*Excerpts from an interface dataset*
○ ○ ○ ○ ○
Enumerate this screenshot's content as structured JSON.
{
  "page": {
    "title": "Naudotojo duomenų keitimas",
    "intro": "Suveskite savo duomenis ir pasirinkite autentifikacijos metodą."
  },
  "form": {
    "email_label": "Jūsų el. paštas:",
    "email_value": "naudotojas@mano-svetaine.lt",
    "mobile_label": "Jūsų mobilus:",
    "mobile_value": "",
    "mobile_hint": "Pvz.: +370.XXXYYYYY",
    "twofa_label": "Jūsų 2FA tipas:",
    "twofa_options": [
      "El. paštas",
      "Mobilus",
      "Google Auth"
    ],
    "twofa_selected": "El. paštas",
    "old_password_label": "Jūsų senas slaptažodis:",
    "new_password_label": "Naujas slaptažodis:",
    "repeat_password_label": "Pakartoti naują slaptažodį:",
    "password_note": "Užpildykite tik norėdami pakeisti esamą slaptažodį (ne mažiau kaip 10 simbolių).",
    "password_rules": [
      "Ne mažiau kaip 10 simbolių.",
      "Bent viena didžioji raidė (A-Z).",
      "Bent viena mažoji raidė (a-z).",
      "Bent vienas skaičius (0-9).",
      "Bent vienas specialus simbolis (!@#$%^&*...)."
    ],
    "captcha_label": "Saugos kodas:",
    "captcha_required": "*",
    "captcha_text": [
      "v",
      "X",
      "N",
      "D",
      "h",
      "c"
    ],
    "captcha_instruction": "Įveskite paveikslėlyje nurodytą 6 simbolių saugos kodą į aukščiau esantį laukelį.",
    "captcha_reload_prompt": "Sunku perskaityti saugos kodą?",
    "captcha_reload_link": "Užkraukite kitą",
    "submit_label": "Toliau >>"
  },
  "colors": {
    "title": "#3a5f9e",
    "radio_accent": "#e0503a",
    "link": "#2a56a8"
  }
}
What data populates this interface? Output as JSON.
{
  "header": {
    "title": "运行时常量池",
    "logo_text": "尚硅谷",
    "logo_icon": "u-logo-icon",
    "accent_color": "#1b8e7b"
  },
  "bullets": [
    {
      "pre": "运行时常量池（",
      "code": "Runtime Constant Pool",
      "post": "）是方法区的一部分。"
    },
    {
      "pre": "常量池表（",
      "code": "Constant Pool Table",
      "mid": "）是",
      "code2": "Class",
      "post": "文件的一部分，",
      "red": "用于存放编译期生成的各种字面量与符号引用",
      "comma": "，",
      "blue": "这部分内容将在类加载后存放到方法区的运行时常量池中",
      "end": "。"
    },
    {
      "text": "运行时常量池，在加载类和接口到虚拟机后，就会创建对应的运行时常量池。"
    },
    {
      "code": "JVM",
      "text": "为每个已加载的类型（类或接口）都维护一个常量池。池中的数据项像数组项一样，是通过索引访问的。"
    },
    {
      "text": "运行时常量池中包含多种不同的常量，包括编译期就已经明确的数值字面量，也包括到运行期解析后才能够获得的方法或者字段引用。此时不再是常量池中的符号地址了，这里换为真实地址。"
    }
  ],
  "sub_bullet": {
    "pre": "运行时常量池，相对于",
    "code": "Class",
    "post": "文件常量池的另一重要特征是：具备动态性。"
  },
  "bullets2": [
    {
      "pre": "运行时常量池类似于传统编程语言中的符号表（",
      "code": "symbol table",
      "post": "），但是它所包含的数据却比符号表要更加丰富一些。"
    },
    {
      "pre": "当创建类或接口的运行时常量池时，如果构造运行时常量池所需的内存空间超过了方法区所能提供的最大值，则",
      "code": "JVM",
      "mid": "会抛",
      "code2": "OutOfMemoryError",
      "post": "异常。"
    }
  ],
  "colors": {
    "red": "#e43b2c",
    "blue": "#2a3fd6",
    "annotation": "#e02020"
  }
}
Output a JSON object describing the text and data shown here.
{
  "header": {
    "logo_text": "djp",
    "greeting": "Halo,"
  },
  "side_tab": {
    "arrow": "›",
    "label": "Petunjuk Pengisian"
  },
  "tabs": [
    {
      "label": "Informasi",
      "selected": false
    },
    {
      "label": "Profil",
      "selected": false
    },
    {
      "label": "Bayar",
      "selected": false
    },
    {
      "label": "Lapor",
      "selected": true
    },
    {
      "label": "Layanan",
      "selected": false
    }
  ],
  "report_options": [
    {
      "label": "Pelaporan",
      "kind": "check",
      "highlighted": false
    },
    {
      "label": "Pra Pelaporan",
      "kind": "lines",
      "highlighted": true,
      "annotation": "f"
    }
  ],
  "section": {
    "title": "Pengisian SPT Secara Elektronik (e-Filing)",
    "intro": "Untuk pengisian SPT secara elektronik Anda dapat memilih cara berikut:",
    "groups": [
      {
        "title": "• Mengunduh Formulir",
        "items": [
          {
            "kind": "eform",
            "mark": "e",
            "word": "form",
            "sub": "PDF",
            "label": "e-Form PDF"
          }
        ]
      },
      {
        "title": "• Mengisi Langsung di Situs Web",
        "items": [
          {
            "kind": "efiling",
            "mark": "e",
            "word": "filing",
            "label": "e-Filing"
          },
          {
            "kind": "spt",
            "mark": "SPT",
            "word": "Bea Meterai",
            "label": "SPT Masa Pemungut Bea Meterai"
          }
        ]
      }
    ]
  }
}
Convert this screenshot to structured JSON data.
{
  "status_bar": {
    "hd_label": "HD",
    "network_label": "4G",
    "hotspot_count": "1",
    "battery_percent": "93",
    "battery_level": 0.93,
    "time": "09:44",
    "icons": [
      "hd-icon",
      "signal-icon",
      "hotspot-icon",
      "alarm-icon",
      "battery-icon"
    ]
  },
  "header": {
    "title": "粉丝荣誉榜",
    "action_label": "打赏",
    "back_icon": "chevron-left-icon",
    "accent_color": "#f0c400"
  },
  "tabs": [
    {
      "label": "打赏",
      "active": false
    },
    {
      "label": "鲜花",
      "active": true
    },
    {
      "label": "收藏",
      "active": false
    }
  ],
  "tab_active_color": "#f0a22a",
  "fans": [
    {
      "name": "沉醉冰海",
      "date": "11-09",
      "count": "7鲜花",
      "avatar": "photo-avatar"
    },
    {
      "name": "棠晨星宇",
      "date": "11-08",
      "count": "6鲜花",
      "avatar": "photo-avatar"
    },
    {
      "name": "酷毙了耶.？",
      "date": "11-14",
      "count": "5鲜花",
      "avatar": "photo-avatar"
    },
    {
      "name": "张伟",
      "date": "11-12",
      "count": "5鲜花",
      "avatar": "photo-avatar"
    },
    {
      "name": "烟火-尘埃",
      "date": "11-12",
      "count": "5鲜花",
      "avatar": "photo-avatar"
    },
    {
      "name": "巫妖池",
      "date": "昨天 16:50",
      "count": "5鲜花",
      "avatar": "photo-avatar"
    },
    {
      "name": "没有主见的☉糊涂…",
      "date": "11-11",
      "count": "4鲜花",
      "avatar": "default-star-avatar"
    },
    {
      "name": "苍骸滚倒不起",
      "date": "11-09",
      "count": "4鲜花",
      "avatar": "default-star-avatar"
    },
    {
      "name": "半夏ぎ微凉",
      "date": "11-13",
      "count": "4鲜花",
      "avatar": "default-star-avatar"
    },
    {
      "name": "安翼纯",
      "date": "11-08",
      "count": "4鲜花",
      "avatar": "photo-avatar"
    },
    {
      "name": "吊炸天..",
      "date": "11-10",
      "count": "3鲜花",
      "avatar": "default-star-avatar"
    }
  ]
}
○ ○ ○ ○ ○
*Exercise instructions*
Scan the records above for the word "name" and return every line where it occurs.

*Output below*
      "name": "沉醉冰海",
      "name": "棠晨星宇",
      "name": "酷毙了耶.？",
      "name": "张伟",
      "name": "烟火-尘埃",
      "name": "巫妖池",
      "name": "没有主见的☉糊涂…",
      "name": "苍骸滚倒不起",
      "name": "半夏ぎ微凉",
      "name": "安翼纯",
      "name": "吊炸天..",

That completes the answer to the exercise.